# [Exercise instructions]
Every entry must reappear in your answer exactly as written, though its pictures must not.
--- The input ---
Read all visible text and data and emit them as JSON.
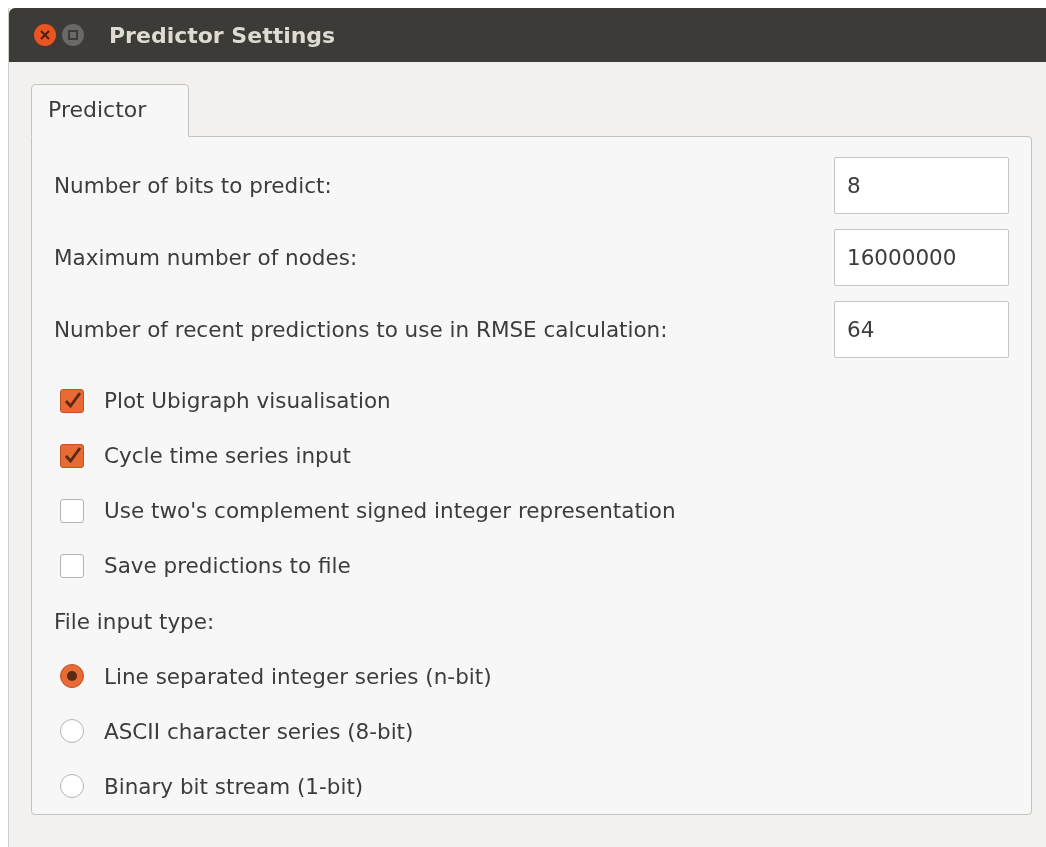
{
  "window": {
    "title": "Predictor Settings"
  },
  "tabs": [
    {
      "label": "Predictor",
      "selected": true
    }
  ],
  "fields": [
    {
      "label": "Number of bits to predict:",
      "value": "8"
    },
    {
      "label": "Maximum number of nodes:",
      "value": "16000000"
    },
    {
      "label": "Number of recent predictions to use in RMSE calculation:",
      "value": "64"
    }
  ],
  "checkboxes": [
    {
      "label": "Plot Ubigraph visualisation",
      "checked": true
    },
    {
      "label": "Cycle time series input",
      "checked": true
    },
    {
      "label": "Use two's complement signed integer representation",
      "checked": false
    },
    {
      "label": "Save predictions to file",
      "checked": false
    }
  ],
  "file_input_type": {
    "label": "File input type:",
    "options": [
      {
        "label": "Line separated integer series (n-bit)",
        "selected": true
      },
      {
        "label": "ASCII character series (8-bit)",
        "selected": false
      },
      {
        "label": "Binary bit stream (1-bit)",
        "selected": false
      }
    ]
  }
}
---
# [Solution for this problem]
Read all visible text and data and emit them as JSON.
{
  "window": {
    "title": "Predictor Settings"
  },
  "tabs": [
    {
      "label": "Predictor",
      "selected": true
    }
  ],
  "fields": [
    {
      "label": "Number of bits to predict:",
      "value": "8"
    },
    {
      "label": "Maximum number of nodes:",
      "value": "16000000"
    },
    {
      "label": "Number of recent predictions to use in RMSE calculation:",
      "value": "64"
    }
  ],
  "checkboxes": [
    {
      "label": "Plot Ubigraph visualisation",
      "checked": true
    },
    {
      "label": "Cycle time series input",
      "checked": true
    },
    {
      "label": "Use two's complement signed integer representation",
      "checked": false
    },
    {
      "label": "Save predictions to file",
      "checked": false
    }
  ],
  "file_input_type": {
    "label": "File input type:",
    "options": [
      {
        "label": "Line separated integer series (n-bit)",
        "selected": true
      },
      {
        "label": "ASCII character series (8-bit)",
        "selected": false
      },
      {
        "label": "Binary bit stream (1-bit)",
        "selected": false
      }
    ]
  }
}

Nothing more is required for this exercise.